dict_keys(['SuperSuperLinear1.v_a', 'SuperLinear3.v1', 'SuperLinear4.v1', 'Linear5.W', 'Linear5.b', 'Linear6.W', 'Linear6.b'])
dict_keys(['SuperSuperLinear1', 'SuperLinear3', 'SuperLinear4', 'Linear5', 'Linear6'])

Transform a function to BrainPyObject#

Let’s go back to our network training. After the definition of net, we further define a loss function whose computation involves the net object for neural network prediction and a rng Variable for data shuffling.

This Python function is then transformed into a BrainPyObject instance by brainpy.math.to_object interface.


All Variable used in this instance can also be retrieved through:

dict_keys(['loss0._var0', 'Linear0.W', 'Linear0.b', 'Linear1.W', 'Linear1.b'])

Note that, when using to_object(), we need to explicitly declare all BrainPyObject and Variable used in this Python function. Due to the recursive retrieval property of BrainPyObject, we only need to specify the latest composition object.

In the above loss object, we do not need to specify two Linear object. Instead, we only need to give the top level object net into to_object() transform.

Similarly, when we transform train function into a BrainPyObject, we just need to point out the grad and opt we have used, rather than the previous loss, net or rng.

BrainPy object-oriented transformations#

BrainPy object-oriented transformations are designed to work on BrainPyObject. These transformations include autograd brainpy.math.grad() and JIT brainpy.math.jit().
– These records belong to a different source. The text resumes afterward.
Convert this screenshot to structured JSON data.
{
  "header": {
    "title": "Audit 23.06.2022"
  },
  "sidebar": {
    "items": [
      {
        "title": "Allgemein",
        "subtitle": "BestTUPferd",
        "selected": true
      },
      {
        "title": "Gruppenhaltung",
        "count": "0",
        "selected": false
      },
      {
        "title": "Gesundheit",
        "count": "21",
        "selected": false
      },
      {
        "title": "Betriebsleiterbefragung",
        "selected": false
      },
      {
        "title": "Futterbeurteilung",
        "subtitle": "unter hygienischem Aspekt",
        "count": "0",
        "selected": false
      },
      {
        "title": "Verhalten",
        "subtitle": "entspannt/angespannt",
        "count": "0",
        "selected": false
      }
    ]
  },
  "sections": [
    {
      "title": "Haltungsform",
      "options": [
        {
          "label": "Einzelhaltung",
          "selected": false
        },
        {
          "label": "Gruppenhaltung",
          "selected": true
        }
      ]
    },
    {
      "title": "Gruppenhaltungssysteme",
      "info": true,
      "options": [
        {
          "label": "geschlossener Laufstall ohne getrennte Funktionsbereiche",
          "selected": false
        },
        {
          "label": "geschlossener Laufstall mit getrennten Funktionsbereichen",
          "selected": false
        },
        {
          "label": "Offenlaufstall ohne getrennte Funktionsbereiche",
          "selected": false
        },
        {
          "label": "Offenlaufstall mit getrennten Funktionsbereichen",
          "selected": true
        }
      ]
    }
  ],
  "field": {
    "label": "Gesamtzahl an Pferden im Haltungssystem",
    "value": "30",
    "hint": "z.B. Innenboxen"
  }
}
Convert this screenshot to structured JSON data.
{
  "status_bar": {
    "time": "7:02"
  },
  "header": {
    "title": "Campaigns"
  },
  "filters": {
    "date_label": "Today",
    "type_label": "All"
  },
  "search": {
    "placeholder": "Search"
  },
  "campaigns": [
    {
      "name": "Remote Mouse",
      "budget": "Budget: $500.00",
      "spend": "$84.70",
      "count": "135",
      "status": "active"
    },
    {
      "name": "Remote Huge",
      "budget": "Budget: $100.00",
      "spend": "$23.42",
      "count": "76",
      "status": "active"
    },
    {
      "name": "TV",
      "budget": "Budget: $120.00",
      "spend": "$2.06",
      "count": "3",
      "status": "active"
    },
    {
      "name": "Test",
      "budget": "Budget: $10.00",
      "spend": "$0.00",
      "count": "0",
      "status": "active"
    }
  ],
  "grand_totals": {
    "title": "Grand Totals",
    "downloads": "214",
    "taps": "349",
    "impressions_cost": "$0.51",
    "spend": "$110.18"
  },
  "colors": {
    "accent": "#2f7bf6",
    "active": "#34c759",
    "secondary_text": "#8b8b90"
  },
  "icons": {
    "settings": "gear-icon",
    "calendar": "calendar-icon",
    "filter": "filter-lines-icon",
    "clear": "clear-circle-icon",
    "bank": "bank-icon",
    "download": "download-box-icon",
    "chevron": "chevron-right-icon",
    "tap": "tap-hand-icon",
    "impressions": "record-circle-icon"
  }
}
In our case, we used two OO transformations provided in BrainPy.

First, grad object is defined with the loss function. Within it, we need to specify what variables we need to compute their gradients through grad_vars.

Note that, the OO transformation of any BrainPyObject results in another BrainPyObject object. Therefore, it can be recersively used as a component to form the larger scope of object-oriented programming and object-oriented transformation.


Next, we train 400 steps once by using a for_loop transformation. Different from grad which return a BrainPyObject instance, for_loop direactly returns the loop results.